A French drain was installed at the Lincoln Memorial to protect the foundation from storm water. (Courtesy of Library of Congress)

About 70 percent of the Earth’s surface is covered in water. The human body is more than 60 percent water. A splash of water in a single-malt scotch opens up the taste considerably.

Water is important. And yet don’t you sometimes just hate the stuff?

For much of the East Coast, this spring and summer has been the Season of Rain. Last month, Washington experienced its second wettest June on record. So far this year, we’re running nearly nine inches over our typical total-precipitation level.

It wouldn’t be so bad if all those rain drops flowed in an orderly fashion: down the gutter, into the creeks, rivers and bays, and on to the sea. Unfortunately, many of them misbehave, finding their way into basements and garages. In my neighborhood, many of us dread heavy D.C. thundershowers, because we know they involve sump pumps, wet vacs and dehumidifiers.

Henry Flagg French didn’t have any of those technologies when he set out to combat the scourge of unwanted water. He was born in 1813, and they hadn’t been invented yet.

Henry was a gentleman farmer from New England. Although he didn’t go to college, he became a lawyer, like his father, who was attorney general of New Hampshire and a judge on that state’s Supreme Court. Henry would go on to practice law in Boston and serve as an assistant secretary of the Treasury in Washington, appointed by Ulysses S. Grant.

But what really fascinated Henry was agriculture. He knew that what often ruined perfectly good farm land was too much water. Draining farm fields could improve their value. French also believed that disease was caused by “miasma,” the unhealthy vapors that rose from swampy places. He was convinced that a wet basement could make you sick. It may have been that belief that inspired him to travel to Europe in 1857 after the death of his first wife. Could her consumption have been prevented if the cellar of their farmhouse didn’t regularly get a foot of water in it?

Henry visited the United Kingdom and the Netherlands. When he came back, he published “Farm Drainage.” The 1859 book is the drainage world’s “Principia Mathematica,” its “On the Origin of Species.”

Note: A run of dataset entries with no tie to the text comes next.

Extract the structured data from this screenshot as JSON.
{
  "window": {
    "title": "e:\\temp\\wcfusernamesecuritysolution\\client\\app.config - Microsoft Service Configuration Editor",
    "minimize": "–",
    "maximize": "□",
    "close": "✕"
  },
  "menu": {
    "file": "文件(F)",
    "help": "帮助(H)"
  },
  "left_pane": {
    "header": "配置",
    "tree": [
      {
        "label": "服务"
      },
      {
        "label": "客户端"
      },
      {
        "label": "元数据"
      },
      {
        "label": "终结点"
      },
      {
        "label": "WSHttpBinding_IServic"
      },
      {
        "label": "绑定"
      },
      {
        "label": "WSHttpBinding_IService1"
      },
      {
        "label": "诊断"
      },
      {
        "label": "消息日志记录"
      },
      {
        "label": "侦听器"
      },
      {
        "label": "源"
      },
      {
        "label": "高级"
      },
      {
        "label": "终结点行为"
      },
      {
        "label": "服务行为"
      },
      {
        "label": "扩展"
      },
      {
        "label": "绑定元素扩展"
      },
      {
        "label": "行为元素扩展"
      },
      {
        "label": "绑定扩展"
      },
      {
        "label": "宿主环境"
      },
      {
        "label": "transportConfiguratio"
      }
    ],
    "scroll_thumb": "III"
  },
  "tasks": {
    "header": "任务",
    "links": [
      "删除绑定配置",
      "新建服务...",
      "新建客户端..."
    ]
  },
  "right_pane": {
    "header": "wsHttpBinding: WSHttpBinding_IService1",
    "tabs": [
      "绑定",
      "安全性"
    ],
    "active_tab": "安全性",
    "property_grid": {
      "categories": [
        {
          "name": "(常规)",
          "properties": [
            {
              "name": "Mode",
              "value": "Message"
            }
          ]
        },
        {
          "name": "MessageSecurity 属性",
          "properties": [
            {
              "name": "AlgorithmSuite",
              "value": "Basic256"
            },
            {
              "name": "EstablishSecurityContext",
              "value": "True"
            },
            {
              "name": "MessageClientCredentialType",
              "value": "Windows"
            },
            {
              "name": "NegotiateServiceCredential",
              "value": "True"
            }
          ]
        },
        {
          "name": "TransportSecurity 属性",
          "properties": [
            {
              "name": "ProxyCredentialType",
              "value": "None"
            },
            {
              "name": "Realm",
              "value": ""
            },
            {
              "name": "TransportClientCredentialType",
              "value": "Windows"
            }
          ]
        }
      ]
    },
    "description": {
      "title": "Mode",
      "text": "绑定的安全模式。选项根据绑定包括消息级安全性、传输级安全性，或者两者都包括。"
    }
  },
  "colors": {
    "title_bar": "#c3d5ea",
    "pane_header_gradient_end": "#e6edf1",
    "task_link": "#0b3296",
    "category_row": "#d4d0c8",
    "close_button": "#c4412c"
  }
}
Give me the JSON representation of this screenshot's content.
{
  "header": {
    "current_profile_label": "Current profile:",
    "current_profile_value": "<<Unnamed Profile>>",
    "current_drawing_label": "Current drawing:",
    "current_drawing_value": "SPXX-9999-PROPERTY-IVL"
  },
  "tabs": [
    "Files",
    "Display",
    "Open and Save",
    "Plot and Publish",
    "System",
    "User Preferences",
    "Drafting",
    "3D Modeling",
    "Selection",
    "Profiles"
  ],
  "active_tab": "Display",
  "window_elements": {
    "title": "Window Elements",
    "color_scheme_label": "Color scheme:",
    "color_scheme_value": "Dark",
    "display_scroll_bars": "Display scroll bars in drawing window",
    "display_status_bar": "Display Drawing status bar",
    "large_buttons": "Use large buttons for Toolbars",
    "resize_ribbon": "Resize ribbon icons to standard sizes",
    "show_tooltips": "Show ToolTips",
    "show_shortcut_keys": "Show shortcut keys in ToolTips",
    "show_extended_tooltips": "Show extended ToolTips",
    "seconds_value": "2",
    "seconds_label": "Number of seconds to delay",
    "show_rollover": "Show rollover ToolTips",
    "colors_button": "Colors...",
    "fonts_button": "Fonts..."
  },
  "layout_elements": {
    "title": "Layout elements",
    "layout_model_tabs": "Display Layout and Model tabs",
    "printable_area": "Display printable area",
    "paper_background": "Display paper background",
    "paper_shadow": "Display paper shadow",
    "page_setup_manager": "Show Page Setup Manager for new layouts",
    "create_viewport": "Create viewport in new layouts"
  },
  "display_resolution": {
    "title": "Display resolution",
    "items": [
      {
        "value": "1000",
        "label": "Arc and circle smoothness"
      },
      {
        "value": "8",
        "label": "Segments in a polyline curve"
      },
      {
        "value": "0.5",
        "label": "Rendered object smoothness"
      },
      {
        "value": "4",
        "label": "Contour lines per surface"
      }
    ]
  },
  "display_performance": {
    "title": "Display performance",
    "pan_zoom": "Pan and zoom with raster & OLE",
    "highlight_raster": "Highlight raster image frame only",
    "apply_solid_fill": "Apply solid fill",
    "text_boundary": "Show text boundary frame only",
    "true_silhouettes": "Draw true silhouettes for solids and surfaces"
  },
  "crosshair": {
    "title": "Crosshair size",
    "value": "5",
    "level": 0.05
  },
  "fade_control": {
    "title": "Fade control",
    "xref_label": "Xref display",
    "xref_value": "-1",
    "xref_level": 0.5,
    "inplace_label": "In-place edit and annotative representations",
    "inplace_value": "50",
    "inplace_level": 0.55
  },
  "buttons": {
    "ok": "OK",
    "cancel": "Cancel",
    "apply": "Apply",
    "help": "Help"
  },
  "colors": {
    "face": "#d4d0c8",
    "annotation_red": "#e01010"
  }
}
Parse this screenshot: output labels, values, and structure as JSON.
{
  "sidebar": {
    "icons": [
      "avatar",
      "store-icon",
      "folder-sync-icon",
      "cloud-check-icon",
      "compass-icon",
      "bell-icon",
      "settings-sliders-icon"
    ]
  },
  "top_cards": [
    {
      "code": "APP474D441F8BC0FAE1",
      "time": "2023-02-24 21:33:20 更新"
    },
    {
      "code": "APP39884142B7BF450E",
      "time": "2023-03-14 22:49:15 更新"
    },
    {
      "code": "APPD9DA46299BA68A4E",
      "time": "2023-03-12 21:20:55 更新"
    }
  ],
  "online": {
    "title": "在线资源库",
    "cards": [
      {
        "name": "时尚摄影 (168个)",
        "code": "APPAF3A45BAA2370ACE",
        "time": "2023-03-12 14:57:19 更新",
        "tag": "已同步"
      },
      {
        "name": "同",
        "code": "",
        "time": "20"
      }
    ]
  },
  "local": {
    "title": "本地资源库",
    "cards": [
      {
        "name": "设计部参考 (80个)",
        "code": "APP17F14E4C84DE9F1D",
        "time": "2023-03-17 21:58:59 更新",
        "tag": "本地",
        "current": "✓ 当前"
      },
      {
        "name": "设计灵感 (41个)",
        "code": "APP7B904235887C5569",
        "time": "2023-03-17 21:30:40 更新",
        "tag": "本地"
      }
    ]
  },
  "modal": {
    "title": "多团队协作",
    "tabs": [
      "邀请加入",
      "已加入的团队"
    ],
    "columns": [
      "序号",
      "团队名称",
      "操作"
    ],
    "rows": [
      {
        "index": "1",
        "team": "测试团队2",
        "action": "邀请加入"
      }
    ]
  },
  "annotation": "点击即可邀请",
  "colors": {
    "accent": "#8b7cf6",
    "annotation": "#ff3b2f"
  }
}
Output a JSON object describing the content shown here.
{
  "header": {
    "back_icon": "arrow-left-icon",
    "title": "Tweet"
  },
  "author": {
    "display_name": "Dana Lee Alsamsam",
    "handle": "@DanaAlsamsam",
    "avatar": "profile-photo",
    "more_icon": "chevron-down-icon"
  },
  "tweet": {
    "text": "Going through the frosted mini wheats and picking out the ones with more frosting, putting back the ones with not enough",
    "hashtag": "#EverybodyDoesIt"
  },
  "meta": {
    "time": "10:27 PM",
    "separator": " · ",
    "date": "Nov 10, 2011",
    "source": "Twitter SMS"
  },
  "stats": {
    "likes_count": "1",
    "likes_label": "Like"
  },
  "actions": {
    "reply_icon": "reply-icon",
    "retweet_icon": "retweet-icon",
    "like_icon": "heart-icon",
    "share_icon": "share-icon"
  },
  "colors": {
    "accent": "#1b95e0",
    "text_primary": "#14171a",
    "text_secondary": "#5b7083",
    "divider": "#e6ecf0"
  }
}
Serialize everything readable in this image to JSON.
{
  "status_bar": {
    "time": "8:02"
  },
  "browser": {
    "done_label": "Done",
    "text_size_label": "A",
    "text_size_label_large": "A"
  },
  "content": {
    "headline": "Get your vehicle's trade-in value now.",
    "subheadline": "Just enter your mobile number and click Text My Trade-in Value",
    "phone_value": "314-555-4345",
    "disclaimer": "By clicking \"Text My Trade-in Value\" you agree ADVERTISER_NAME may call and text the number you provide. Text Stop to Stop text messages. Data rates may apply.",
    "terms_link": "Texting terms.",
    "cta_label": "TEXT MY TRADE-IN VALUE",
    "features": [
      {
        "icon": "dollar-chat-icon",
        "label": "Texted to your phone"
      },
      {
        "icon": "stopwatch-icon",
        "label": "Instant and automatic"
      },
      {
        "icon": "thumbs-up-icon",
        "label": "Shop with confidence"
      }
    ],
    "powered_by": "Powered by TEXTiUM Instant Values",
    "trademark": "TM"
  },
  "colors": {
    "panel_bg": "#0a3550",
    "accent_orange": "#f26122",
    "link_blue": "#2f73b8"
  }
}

In one chapter Henry wrote, “from the time when Noah and his family anxiously watched the subsiding of the waters into their appropriate channels, to the present, men must have felt the ill effects of too much water, and adopted means more or less effective, to remove it.”

Henry described various drainage techniques — the Deanston System, the Keythorpe System, the Wharncliffe System. He calculated the discharge volume of pipes of various diameters. He weighed the pros and cons of different pipe styles.

And he recommended something that has helped many of us who live in constant fear of rain: an excavated trench filled with gravel in which rests a perforated pipe to carry away surface and groundwater. He called it a cellar drain. We know it as the French drain.

I always thought the French drain was named after those people in France. No, it was named after Henry Flagg French, who once lived in a house at 137 East Capitol St.

Steve Andras , who runs a basement waterproofing company in Westport, Mass., came across Henry’s book in 2006 and became obsessed with the man and his pioneering methods.

“In order for you to understand why somebody does something, you have to understand everything about them, what kind of personality they had, what they were thinking,” Steve told me.

Steve spent seven years researching Henry’s life. He traced Henry’s footsteps in Europe, and visited Henry’s houses in Exeter, N.H., and Concord, Mass., inspecting drainage systems that Henry installed — and that still work today.

Steve even bought a microfilm set of correspondence between Henry and his brother, Benjamin B. French, commissioner of public buildings in Washington during Abraham Lincoln’s presidency.

Steve found the handwriting in the letters hard to read so he would project them on a big screen at his house. “It was as if I was watching a giant movie,” he said. “I’d transcribe every letter they wrote back and forth.”

In 2013, Steve published “French Drain for Health,” a paperback on the history of cellar drainage that focuses on Henry’s exploits.

Henry Flagg French died in 1885. His youngest son did not follow him into drainage, farming or the law. What interested the younger French was making art. He was very good at it.

How good? You be the judge: Daniel Chester French, son of the man who gave us the French drain, created the statue of Lincoln that sits in contemplative silence in the Lincoln Memorial.

And guess what was installed around the memorial in 1994 to help usher water away from the foundation. That’s right: French drains.

E before I

I misspelled the last name of D.C. restaurateur Duke Zeibert in my column yesterday. And his famous restaurant closed in 1994, not 1991.

Twitter: @johnkelly

For previous columns, visit washingtonpost.com/johnkelly.